Since I started wrapping there are now a plethora of new wrap companies and a seemingly endless list of “new carries” with weird and wonderful names. Over the last few days I have found myself revisiting a range of different back carries to revise my skills, watching lots of videos and flicking through Pinterest. My wrappee is now 3 years old, so wrapping on a personal level it is not something I do daily.  Although Isaac is wrapped infrequently these days,   until he was around 2 it was almost all we did.  Now when I am wrapping him I do panic and say to myself “what will people say”, I feel as if every time I wrap it must be perfect.

When I am teaching I use dolls. There is quite a difference between  wrapping a dead weight to a wriggly 3 year old. With the dolls I learn and teach the steps and passes for each carry, the dolls let me and my clients master the techniques.   Does it matter that sometimes I struggle to do them with Isaac when historically I have always found it easier with a live model?

I am internally wrestling these thoughts. Does not being able to do certain carries matter? I sometimes feel that we need to step back, not keep reinventing the wheel. For a new wrapper the array of different carries can be daunting, does it need to be that way? Is teaching wrapping all about being an expert wrapper? I have far more knowledge of wrapping now than when I was wrapping several times a day. What are your thoughts? I don’t think I have the answer?

Should we stop using the term ‘babywearing’?

I am extremely lucky. I have had two pregnancies and I have two babies. I know other are not so blessed. My boys are my world and even though they are 5 and 2 they will forever be my babies. I have carried them through pregnancy, in my arms and in a variety of slings and carriers. I have also used the term “babywearing” a lot but now I am thinking; should we really use it?

The term Babywearing was first used by Dr Sears and is one of his 7B’s of Attachment Parenting. I never thought I would be an AP parent and until Henry was about 4 months old I had never heard of it or Dr Sears, let alone babywearing. As I come through the trials of new parenthood and we are now in the “big boy” categories of preschool and school age I looked back at how I choose to parent and I did what was natural and seemingly unconsciously based my parenting on what understanding of child development and psychology I learnt during my degree. Using a sling was just a) practical and b) what seemed like the best way of keeping my little one close while I carried on. I did not start carrying Henry because I wanted to be seen to be an AP parent, because I was a hippy or want to carry some form of fashion accessory.

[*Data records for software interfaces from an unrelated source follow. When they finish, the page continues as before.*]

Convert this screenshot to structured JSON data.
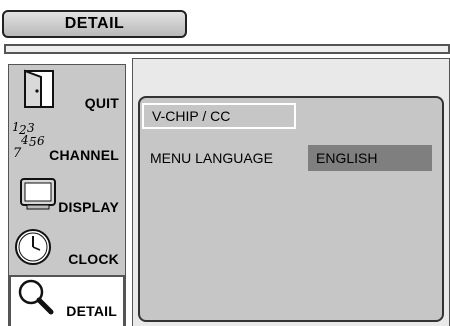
{
  "header": {
    "title": "DETAIL"
  },
  "sidebar": {
    "items": [
      {
        "label": "QUIT",
        "icon": "door-icon"
      },
      {
        "label": "CHANNEL",
        "icon": "channel-numbers-icon"
      },
      {
        "label": "DISPLAY",
        "icon": "tv-screen-icon"
      },
      {
        "label": "CLOCK",
        "icon": "clock-icon"
      },
      {
        "label": "DETAIL",
        "icon": "magnifier-icon"
      }
    ],
    "active": "DETAIL",
    "channel_icon_digits": [
      "1",
      "2",
      "3",
      "4",
      "5",
      "6",
      "7"
    ]
  },
  "menu": {
    "items": [
      {
        "label": "V-CHIP / CC",
        "selected": true
      },
      {
        "label": "MENU LANGUAGE",
        "value": "ENGLISH"
      }
    ]
  },
  "colors": {
    "panel": "#c6c6c6",
    "value_box": "#7f7f7f",
    "selection_border": "#ffffff",
    "sidebar": "#c8c8c8"
  }
}
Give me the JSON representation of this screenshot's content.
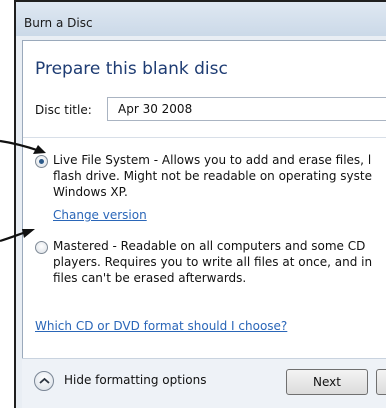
{
  "window": {
    "title": "Burn a Disc"
  },
  "main": {
    "heading": "Prepare this blank disc",
    "disc_title_label": "Disc title:",
    "disc_title_value": "Apr 30 2008"
  },
  "options": {
    "live": {
      "selected": true,
      "lines": [
        "Live File System - Allows you to add and erase files, l",
        "flash drive. Might not be readable on operating syste",
        "Windows XP."
      ],
      "change_version_link": "Change version"
    },
    "mastered": {
      "selected": false,
      "lines": [
        "Mastered - Readable on all computers and some CD",
        "players. Requires you to write all files at once, and in",
        "files can't be erased afterwards."
      ]
    }
  },
  "help_link": "Which CD or DVD format should I choose?",
  "footer": {
    "hide_options_label": "Hide formatting options",
    "next_button": "Next",
    "cancel_button": ""
  },
  "icons": {
    "arrows": [
      "pointer-arrow-icon",
      "pointer-arrow-icon"
    ],
    "collapse": "chevron-up-icon"
  },
  "colors": {
    "heading": "#1e3c73",
    "link": "#2a66b8",
    "radio_selected": "#2c5a8a"
  }
}
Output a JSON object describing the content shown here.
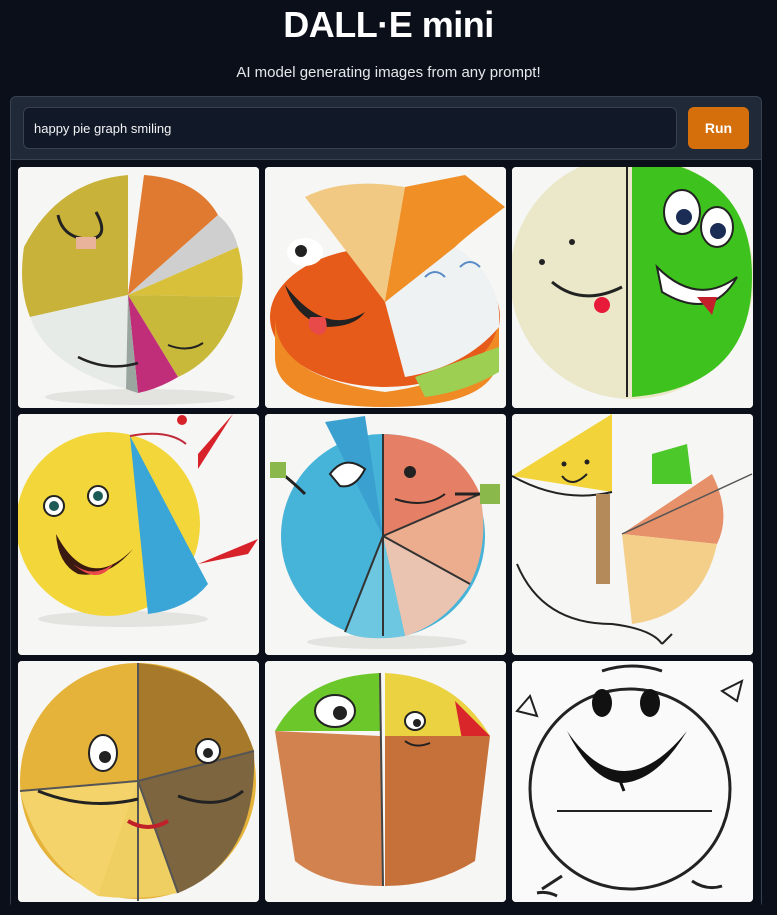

Yet my website states I am a babywearing consultant; by using it am I somehow making light of what I do? Or why we carry our babies? Does it create an us and them barrier? Does it make people think I won’t help them with their high street carrier? Does it make assumptions that I want everyone to use wraps? Does it make people think if they do x, y or z that I won’t help them? These questions bother me but it’s a term that is becoming more widely known and recognised. Do I stop using it because it upsets some groups and individuals or do I carry on, after all my babies will always be my babies? Or should we use something different? Baby carrying? Am I simply a Carrying Consultant?

Finding an answer to these questions is not going to be easy. While I know some organisations refuse to use the term babywearing I am not sure where I sit. But life is not black and white. As an industry we may never find a solution either. So in the meantime I might just plod in as I am.